Isn’t there some sensible way out of this dilemma? Yes—if the human experience is any guide.

Human food supplements were marketed in a similar legal limbo until Congress passed the Dietary Supplement Health and Education Act of 1994 (DSHEA) which established human supplements as a regulatory category separate from “foods” or “drugs.” Animal supplements, however, were not specifically included in the bill and in 1996 a Pennsylvania court ruled that DSHEA did not apply to them. So their legal status in the marketplace remains uncertain.

Over the years, several states have issued “stop orders” to individual manufacturers when regulators felt they were misleading consumers because of improper labeling or other violations. AAFCO committees on nutraceuticals and novel ingredients raised important issues but were unable to come up with solutions.

Sensing that the existing regulatory environment offered no viable long-term solution, a small number of pet and equine supplement manufacturers formed the National Animal Supplement Council in the fall of 2001. When NASC held its first official meeting in the spring of 2002, the attending companies were approximately half equine and half pet. Those that signed on as members agreed to a series of unprecedented actions that include quality control standards and procedures that ensure their products meet the health and safety intentions of the current laws; an adverse event reporting system completely accessible by FDA regulators; an agreement to work together to obtain ingredient definitions for unapproved ingredients; and pooling of funds to do research.

NASC officials currently feel that the best long-term solution to the regulatory squeeze is legislation to establish a new regulatory category for non-human food chain animal supplements. Their goal is to raise sufficient funds by February 2005 to begin that process. —BK
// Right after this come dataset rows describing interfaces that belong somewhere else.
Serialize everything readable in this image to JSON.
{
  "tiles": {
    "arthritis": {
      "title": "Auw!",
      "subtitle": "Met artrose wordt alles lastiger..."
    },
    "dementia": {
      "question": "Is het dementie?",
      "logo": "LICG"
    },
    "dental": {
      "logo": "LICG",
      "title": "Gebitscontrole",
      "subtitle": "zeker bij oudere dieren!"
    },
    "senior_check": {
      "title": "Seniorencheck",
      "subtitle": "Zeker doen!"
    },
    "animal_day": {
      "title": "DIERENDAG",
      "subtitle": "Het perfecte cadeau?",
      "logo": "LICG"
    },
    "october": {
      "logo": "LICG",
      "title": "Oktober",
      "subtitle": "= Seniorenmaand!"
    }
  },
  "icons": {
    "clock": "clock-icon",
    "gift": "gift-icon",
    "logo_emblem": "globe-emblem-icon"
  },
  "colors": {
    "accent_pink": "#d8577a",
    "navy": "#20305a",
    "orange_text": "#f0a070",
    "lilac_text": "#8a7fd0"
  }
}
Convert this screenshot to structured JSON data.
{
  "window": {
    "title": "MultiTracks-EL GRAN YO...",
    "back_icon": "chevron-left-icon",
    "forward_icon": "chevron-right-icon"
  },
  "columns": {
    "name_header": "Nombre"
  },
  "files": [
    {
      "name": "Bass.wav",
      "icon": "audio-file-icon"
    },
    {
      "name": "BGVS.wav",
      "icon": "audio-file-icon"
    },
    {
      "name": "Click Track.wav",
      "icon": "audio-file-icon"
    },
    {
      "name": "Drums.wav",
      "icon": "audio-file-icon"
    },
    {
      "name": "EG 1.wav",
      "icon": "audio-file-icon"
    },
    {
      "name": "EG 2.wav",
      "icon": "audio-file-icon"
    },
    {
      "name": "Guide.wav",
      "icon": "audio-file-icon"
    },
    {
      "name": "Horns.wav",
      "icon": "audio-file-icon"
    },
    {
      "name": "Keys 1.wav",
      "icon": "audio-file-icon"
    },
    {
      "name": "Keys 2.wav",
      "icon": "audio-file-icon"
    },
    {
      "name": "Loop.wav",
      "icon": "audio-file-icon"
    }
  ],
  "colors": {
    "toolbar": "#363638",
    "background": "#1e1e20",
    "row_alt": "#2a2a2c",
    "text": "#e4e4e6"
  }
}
A Seal of Approval

It takes more than paying membership dues to earn the right to use the National Animal Supplement Council’s Compliance Plus seal on a label. Members must agree to all of the program’s requirements. Otherwise, they are not only prohibited from using the seal, they are also out of the council. “The NASC seal is a warranty, a measure of quality that consumers can be confident about for the first time,” says NASC’s and Grand Meadow’s Nick Hartog, an outspoken advocate for ethics in the animal supplement industry.

While NASC officials are quick to point out that lack of the seal does not necessarily mean that a product is below standard, when consumers see the Compliance Plus seal they are guaranteed that the company has agreed to some rigorous requirements that ensure product safety and quality. Over time, as consumers begin using the Compliance Plus seal in their supplement buying decisions, NASC leaders hope that more and more manufacturers will join them and that companies paying marginal attention to product quality will be forced out of the industry.

Supplement labels that meet Compliance Plus standards will also enable consumers to easily compare products. Currently, supplements list their ingredients in a variety of ways, such as milligrams per pound, milligrams per kilogram, parts per million, percentage or International Units. It takes a calculator and conversion tables to figure out exactly how much of an ingredient is in a single serving of a product.

Compliance Plus labels will list ingredients in terms of milligrams per serving. For the first time, consumers will be able to compare one product to another without doing complicated math. Combined with the best manufacturing practices NASC members pledge to follow, that makes the new seal a real plus for consumers. The new seal began appearing on animal supplement products at the end of 2004. —BK